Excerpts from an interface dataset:
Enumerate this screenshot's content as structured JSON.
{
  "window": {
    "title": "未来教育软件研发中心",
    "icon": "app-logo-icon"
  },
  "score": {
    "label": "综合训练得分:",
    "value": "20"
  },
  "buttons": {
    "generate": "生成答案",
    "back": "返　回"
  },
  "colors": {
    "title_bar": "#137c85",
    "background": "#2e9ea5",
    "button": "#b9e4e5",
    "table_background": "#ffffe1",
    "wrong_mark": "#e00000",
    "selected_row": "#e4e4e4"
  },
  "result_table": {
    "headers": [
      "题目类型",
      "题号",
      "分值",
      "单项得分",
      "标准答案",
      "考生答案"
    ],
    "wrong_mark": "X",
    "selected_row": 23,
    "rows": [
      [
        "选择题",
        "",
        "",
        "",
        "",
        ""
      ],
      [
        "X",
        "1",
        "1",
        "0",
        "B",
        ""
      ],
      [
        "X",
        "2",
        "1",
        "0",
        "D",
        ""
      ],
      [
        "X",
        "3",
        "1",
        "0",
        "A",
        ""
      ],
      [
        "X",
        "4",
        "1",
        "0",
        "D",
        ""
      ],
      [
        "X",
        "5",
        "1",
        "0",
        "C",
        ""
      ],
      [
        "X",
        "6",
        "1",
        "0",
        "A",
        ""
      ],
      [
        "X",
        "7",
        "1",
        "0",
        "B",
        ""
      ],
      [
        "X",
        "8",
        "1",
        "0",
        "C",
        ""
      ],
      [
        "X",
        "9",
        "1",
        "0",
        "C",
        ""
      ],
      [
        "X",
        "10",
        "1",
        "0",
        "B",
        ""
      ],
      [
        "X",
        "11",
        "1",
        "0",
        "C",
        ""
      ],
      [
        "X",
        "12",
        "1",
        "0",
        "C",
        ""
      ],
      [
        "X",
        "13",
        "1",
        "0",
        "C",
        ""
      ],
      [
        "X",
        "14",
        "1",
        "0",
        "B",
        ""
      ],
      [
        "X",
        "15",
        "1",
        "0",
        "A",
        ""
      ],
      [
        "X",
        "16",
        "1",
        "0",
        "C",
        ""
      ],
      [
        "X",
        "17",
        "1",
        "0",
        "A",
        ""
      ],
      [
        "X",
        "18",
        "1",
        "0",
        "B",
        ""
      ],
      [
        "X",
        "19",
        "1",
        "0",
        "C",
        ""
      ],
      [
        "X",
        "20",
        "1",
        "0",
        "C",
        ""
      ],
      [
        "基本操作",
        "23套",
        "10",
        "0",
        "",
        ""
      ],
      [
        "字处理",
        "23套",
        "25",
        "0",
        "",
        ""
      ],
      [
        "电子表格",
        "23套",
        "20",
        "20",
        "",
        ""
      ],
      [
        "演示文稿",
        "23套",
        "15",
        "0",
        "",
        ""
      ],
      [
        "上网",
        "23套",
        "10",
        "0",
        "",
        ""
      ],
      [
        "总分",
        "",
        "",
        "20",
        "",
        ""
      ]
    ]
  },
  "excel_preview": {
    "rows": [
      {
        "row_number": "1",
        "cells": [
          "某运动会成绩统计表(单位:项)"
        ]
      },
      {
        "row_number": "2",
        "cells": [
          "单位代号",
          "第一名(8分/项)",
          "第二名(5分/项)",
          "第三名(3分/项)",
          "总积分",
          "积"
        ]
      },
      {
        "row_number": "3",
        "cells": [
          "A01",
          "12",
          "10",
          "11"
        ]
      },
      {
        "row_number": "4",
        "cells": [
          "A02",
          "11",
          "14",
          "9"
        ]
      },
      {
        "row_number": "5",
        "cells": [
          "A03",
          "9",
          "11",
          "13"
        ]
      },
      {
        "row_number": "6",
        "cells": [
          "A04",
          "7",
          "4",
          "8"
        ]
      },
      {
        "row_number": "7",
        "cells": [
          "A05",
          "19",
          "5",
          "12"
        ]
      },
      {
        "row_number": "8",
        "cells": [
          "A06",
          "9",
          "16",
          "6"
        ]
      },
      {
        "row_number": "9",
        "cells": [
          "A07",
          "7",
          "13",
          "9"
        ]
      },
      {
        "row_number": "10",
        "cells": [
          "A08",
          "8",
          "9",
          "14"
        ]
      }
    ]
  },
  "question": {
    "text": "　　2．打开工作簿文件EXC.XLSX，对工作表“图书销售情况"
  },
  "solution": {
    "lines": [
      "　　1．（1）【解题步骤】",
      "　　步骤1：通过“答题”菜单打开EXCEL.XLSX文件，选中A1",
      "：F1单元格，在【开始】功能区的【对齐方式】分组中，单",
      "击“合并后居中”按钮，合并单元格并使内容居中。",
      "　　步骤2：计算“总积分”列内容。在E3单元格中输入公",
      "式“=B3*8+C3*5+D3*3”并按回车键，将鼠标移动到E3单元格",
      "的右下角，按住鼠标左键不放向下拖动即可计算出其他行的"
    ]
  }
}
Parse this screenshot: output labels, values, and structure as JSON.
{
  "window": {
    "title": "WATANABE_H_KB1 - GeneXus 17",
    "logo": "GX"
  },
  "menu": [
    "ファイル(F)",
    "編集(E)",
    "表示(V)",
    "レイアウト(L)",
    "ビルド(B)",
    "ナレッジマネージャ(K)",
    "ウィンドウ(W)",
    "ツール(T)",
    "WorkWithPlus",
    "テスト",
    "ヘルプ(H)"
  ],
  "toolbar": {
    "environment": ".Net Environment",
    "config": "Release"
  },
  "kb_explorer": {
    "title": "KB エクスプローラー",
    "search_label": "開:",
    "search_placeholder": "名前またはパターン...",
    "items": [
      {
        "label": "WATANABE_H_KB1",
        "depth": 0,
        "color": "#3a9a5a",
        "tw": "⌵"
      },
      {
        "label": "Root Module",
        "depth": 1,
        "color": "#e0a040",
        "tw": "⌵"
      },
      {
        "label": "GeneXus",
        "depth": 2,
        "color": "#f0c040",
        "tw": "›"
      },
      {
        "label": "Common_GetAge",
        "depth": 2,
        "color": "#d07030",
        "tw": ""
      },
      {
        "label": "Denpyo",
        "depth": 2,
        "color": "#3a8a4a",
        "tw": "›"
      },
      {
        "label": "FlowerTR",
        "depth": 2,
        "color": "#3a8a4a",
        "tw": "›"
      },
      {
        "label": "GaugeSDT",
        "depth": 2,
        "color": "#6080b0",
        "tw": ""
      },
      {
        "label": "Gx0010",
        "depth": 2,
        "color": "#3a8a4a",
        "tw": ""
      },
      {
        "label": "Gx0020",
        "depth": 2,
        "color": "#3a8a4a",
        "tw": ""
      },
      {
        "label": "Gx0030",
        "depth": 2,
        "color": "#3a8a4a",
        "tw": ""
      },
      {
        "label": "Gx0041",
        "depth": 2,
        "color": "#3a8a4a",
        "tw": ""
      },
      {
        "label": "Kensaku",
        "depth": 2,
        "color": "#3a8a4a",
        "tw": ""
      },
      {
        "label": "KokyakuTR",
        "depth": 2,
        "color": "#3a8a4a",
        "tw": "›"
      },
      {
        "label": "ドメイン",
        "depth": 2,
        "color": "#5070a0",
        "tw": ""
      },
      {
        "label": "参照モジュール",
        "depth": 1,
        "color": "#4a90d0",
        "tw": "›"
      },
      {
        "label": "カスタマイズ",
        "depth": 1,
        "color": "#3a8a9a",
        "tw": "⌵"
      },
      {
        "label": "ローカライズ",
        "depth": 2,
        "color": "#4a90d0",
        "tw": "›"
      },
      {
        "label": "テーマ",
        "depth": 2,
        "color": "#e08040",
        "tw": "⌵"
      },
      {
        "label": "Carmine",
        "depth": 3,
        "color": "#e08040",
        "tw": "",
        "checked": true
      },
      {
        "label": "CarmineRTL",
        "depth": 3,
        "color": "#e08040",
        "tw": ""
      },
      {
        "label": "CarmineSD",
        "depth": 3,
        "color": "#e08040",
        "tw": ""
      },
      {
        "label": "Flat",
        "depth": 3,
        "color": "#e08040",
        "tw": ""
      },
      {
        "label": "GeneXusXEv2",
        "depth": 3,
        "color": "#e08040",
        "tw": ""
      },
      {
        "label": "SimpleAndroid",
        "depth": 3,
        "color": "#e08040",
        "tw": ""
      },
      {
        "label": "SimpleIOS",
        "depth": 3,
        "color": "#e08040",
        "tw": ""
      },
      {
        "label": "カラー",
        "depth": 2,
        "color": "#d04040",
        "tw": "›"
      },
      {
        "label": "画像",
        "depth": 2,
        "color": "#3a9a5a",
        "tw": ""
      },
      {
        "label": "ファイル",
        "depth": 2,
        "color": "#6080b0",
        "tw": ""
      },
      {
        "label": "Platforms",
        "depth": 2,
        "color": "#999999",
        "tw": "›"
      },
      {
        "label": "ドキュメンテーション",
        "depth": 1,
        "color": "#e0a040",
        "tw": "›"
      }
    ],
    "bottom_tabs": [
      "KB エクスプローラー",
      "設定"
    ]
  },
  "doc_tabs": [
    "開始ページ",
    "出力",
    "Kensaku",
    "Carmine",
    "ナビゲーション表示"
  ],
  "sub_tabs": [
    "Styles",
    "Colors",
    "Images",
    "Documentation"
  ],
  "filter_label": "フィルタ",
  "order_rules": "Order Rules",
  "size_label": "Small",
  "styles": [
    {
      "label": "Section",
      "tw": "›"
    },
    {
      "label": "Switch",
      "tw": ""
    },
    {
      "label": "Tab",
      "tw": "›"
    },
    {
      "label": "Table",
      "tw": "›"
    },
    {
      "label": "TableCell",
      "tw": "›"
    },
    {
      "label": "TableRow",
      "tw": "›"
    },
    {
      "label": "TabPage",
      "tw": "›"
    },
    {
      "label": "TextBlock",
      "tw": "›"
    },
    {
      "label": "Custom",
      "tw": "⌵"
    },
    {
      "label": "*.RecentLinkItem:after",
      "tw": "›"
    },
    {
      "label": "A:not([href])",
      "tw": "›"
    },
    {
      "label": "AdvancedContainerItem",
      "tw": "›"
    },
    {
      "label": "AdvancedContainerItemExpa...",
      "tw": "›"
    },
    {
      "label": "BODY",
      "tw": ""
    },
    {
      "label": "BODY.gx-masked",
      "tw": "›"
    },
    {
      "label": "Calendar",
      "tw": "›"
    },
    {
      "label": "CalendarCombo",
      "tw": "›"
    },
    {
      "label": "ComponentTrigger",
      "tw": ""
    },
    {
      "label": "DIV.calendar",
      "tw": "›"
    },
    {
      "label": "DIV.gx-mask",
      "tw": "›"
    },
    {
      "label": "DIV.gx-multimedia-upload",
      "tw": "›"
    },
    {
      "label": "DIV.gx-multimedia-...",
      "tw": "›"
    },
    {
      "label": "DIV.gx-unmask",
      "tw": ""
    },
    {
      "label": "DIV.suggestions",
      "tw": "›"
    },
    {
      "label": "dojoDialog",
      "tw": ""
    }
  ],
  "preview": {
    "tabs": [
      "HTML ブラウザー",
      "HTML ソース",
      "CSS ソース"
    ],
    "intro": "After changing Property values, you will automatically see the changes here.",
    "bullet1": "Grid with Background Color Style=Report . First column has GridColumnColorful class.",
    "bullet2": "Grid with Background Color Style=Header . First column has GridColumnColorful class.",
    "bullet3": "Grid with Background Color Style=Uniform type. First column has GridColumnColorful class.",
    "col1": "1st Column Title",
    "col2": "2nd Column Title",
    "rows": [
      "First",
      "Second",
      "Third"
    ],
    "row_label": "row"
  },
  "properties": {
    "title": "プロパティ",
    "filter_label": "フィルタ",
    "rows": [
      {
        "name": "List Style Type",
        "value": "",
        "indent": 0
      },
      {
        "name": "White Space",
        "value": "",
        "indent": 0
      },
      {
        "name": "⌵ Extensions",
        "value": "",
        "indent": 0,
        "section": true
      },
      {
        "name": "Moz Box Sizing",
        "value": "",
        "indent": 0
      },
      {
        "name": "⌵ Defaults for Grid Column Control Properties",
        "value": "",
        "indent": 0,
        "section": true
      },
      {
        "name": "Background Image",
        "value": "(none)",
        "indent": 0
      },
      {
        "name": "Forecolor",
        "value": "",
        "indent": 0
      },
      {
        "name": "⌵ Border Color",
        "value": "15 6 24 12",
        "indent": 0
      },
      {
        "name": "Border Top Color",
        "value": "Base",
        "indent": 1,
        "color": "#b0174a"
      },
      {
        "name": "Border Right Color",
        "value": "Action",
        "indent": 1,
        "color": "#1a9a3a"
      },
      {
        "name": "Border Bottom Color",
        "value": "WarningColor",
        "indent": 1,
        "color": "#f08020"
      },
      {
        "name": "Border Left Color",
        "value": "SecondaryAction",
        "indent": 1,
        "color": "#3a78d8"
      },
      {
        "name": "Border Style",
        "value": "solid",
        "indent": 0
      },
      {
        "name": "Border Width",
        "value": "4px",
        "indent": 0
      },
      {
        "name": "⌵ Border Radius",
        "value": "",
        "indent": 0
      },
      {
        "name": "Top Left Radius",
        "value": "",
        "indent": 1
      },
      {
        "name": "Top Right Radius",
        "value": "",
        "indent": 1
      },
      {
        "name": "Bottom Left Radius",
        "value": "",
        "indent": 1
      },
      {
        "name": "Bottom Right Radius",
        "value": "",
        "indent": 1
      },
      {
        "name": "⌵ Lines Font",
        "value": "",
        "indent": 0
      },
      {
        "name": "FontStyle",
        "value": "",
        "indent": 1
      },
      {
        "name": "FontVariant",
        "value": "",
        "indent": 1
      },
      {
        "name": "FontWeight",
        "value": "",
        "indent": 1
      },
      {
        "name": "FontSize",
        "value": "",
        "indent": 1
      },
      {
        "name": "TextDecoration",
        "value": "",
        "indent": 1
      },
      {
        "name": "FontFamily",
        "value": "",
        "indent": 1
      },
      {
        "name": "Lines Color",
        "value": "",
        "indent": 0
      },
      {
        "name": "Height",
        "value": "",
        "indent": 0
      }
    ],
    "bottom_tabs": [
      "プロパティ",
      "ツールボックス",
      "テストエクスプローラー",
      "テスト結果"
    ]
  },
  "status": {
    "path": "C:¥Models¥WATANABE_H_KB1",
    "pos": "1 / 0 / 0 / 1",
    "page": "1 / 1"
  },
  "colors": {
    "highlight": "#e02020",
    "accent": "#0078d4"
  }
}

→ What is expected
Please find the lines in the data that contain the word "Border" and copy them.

→ Answer section
        "name": "⌵ Border Color",
        "name": "Border Top Color",
        "name": "Border Right Color",
        "name": "Border Bottom Color",
        "name": "Border Left Color",
        "name": "Border Style",
        "name": "Border Width",
        "name": "⌵ Border Radius",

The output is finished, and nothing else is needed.